▶ _WHAT NEEDS TO BE DONE_:
In the records below, find every line that contains "JSON" and list it.

[Records from a dataset]
——

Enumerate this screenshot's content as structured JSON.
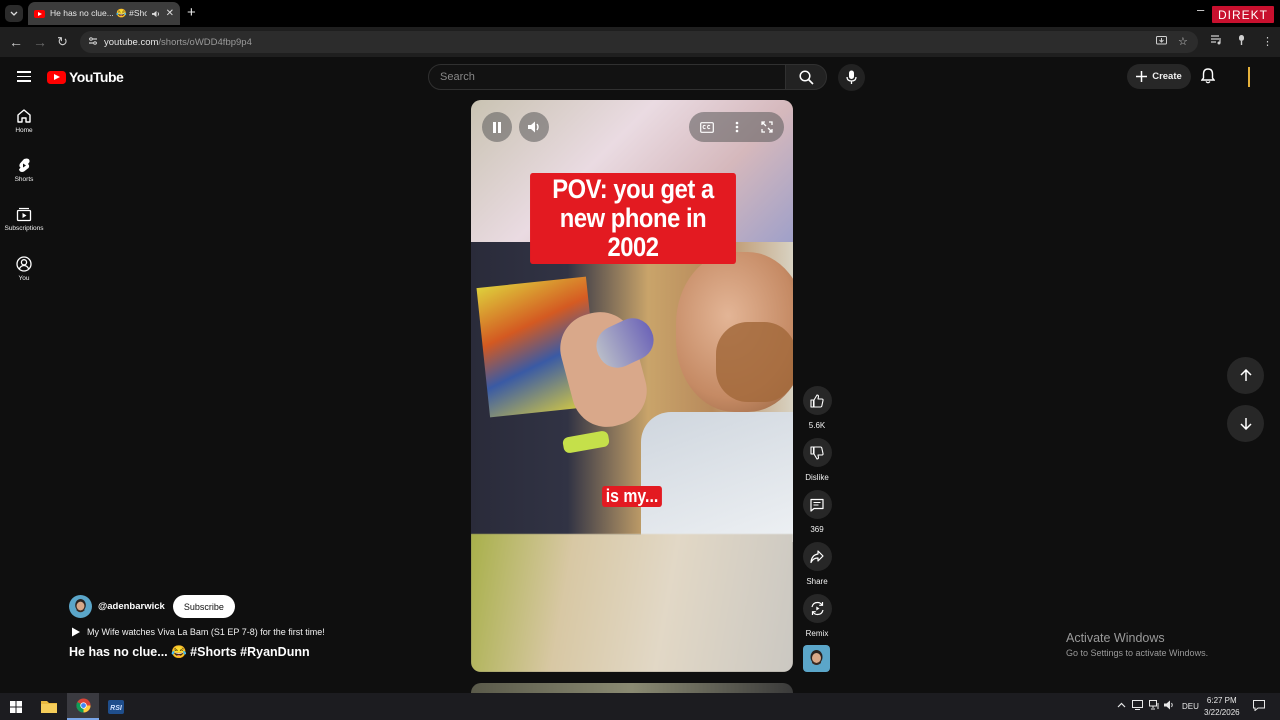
{
  "browser": {
    "tab_title": "He has no clue... 😂 #Shorts",
    "url_host": "youtube.com",
    "url_path": "/shorts/oWDD4fbp9p4",
    "badge": "DIREKT",
    "accent_color": "#c8102e"
  },
  "header": {
    "logo_text": "YouTube",
    "search_placeholder": "Search",
    "create_label": "Create"
  },
  "sidebar": {
    "items": [
      {
        "label": "Home",
        "icon": "home-icon"
      },
      {
        "label": "Shorts",
        "icon": "shorts-icon"
      },
      {
        "label": "Subscriptions",
        "icon": "subscriptions-icon"
      },
      {
        "label": "You",
        "icon": "you-icon"
      }
    ]
  },
  "video": {
    "caption_main": "POV: you get a new phone in 2002",
    "caption_sub": "is my...",
    "caption_color": "#e31a21"
  },
  "actions": {
    "likes": "5.6K",
    "dislike_label": "Dislike",
    "comments": "369",
    "share_label": "Share",
    "remix_label": "Remix"
  },
  "channel": {
    "handle": "@adenbarwick",
    "subscribe_label": "Subscribe",
    "related_video": "My Wife watches Viva La Bam (S1 EP 7-8) for the first time!",
    "short_title": "He has no clue... 😂 #Shorts #RyanDunn"
  },
  "watermark": {
    "line1": "Activate Windows",
    "line2": "Go to Settings to activate Windows."
  },
  "taskbar": {
    "language": "DEU",
    "time": "6:27 PM",
    "date": "3/22/2026"
  }
}
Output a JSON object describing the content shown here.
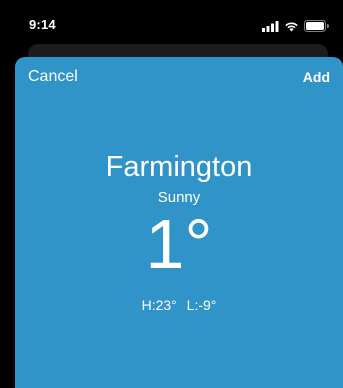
{
  "status_bar": {
    "time": "9:14",
    "icons": [
      "signal-icon",
      "wifi-icon",
      "battery-icon"
    ]
  },
  "header": {
    "cancel_label": "Cancel",
    "add_label": "Add"
  },
  "weather": {
    "city": "Farmington",
    "condition": "Sunny",
    "temperature": "1°",
    "high": "H:23°",
    "low": "L:-9°"
  },
  "colors": {
    "sheet_background": "#3194c8",
    "status_bar_background": "#000000",
    "text": "#ffffff"
  }
}
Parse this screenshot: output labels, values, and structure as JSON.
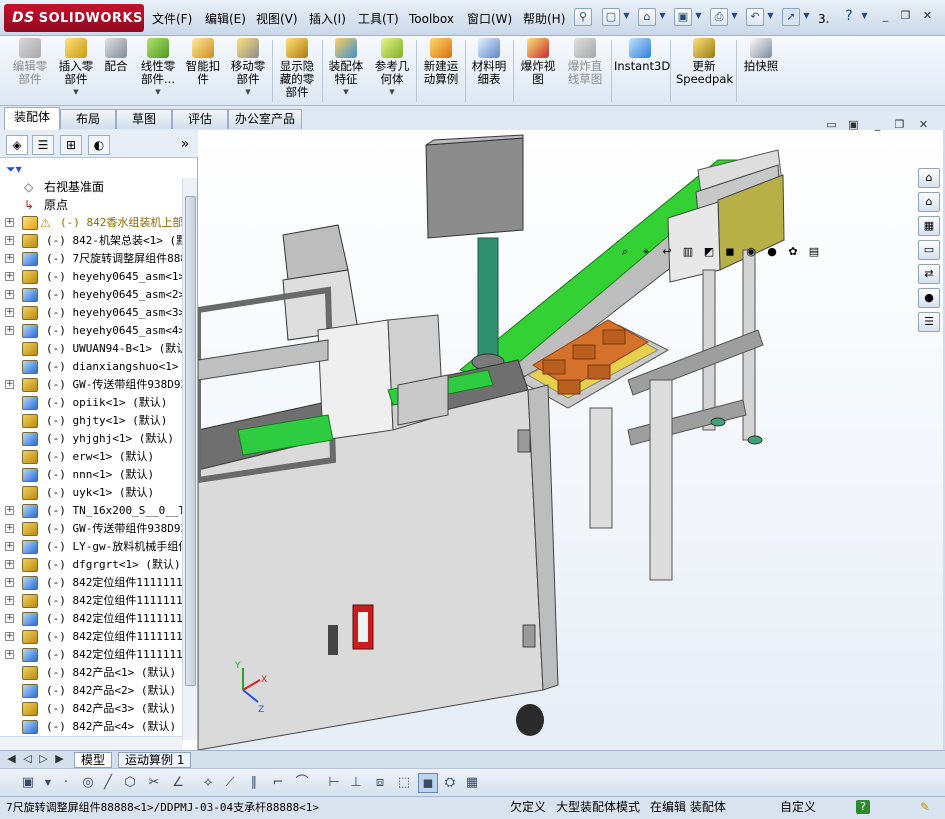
{
  "app": {
    "brand": "SOLIDWORKS",
    "brand_prefix": "DS"
  },
  "menu": [
    "文件(F)",
    "编辑(E)",
    "视图(V)",
    "插入(I)",
    "工具(T)",
    "Toolbox",
    "窗口(W)",
    "帮助(H)"
  ],
  "quick_access": {
    "more": "3."
  },
  "ribbon": [
    {
      "label": [
        "编辑零",
        "部件"
      ],
      "icon": "edit-component-icon",
      "disabled": true
    },
    {
      "label": [
        "插入零",
        "部件"
      ],
      "icon": "insert-component-icon",
      "dropdown": true
    },
    {
      "label": [
        "配合"
      ],
      "icon": "mate-icon"
    },
    {
      "label": [
        "线性零",
        "部件..."
      ],
      "icon": "linear-pattern-icon",
      "dropdown": true
    },
    {
      "label": [
        "智能扣",
        "件"
      ],
      "icon": "smart-fasteners-icon"
    },
    {
      "label": [
        "移动零",
        "部件"
      ],
      "icon": "move-component-icon",
      "dropdown": true
    },
    {
      "label": [
        "显示隐",
        "藏的零",
        "部件"
      ],
      "icon": "show-hidden-icon"
    },
    {
      "label": [
        "装配体",
        "特征"
      ],
      "icon": "assembly-feature-icon",
      "dropdown": true
    },
    {
      "label": [
        "参考几",
        "何体"
      ],
      "icon": "reference-geometry-icon",
      "dropdown": true
    },
    {
      "label": [
        "新建运",
        "动算例"
      ],
      "icon": "new-motion-study-icon"
    },
    {
      "label": [
        "材料明",
        "细表"
      ],
      "icon": "bom-icon"
    },
    {
      "label": [
        "爆炸视",
        "图"
      ],
      "icon": "exploded-view-icon"
    },
    {
      "label": [
        "爆炸直",
        "线草图"
      ],
      "icon": "explode-line-sketch-icon",
      "disabled": true
    },
    {
      "label": [
        "Instant3D"
      ],
      "icon": "instant3d-icon"
    },
    {
      "label": [
        "更新",
        "Speedpak"
      ],
      "icon": "speedpak-icon"
    },
    {
      "label": [
        "拍快照"
      ],
      "icon": "snapshot-icon"
    }
  ],
  "tabs": [
    "装配体",
    "布局",
    "草图",
    "评估",
    "办公室产品"
  ],
  "tree": [
    {
      "text": "右视基准面",
      "kind": "plane"
    },
    {
      "text": "原点",
      "kind": "origin"
    },
    {
      "text": "(-) 842香水组装机上部",
      "kind": "warn"
    },
    {
      "text": "(-) 842-机架总装<1> (默认"
    },
    {
      "text": "(-) 7尺旋转调整屏组件88888"
    },
    {
      "text": "(-) heyehy0645_asm<1> (默"
    },
    {
      "text": "(-) heyehy0645_asm<2> (默"
    },
    {
      "text": "(-) heyehy0645_asm<3> (默"
    },
    {
      "text": "(-) heyehy0645_asm<4> (默"
    },
    {
      "text": "(-) UWUAN94-B<1> (默认)",
      "noexpand": true
    },
    {
      "text": "(-) dianxiangshuo<1> (默",
      "noexpand": true
    },
    {
      "text": "(-) GW-传送带组件938D93"
    },
    {
      "text": "(-) opiik<1> (默认)",
      "noexpand": true
    },
    {
      "text": "(-) ghjty<1> (默认)",
      "noexpand": true
    },
    {
      "text": "(-) yhjghj<1> (默认)",
      "noexpand": true
    },
    {
      "text": "(-) erw<1> (默认)",
      "noexpand": true
    },
    {
      "text": "(-) nnn<1> (默认)",
      "noexpand": true
    },
    {
      "text": "(-) uyk<1> (默认)",
      "noexpand": true
    },
    {
      "text": "(-) TN_16x200_S__0__TN-"
    },
    {
      "text": "(-) GW-传送带组件938D93"
    },
    {
      "text": "(-) LY-gw-放料机械手组件"
    },
    {
      "text": "(-) dfgrgrt<1> (默认)"
    },
    {
      "text": "(-) 842定位组件1111111<"
    },
    {
      "text": "(-) 842定位组件1111111<"
    },
    {
      "text": "(-) 842定位组件1111111<"
    },
    {
      "text": "(-) 842定位组件1111111<"
    },
    {
      "text": "(-) 842定位组件1111111<"
    },
    {
      "text": "(-) 842产品<1> (默认)",
      "noexpand": true
    },
    {
      "text": "(-) 842产品<2> (默认)",
      "noexpand": true
    },
    {
      "text": "(-) 842产品<3> (默认)",
      "noexpand": true
    },
    {
      "text": "(-) 842产品<4> (默认)",
      "noexpand": true
    }
  ],
  "bottom_tabs": [
    "模型",
    "运动算例 1"
  ],
  "status": {
    "path": "7尺旋转调整屏组件88888<1>/DDPMJ-03-04支承杆88888<1>",
    "undefined": "欠定义",
    "mode": "大型装配体模式",
    "editing": "在编辑 装配体",
    "custom": "自定义",
    "help": "?"
  },
  "axes_labels": {
    "x": "X",
    "y": "Y",
    "z": "Z"
  },
  "colors": {
    "accent": "#c8102e",
    "ribbon_bg": "#e6eef8",
    "conveyor_belt": "#33d133",
    "frame_gray": "#c9c9c9",
    "tray_orange": "#d4722c"
  }
}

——

▶ _RESPONSE TO THE EXERCISE_:
Enumerate this screenshot's content as structured JSON.
Output a JSON object describing the content shown here.
Parse this screenshot: output labels, values, and structure as JSON.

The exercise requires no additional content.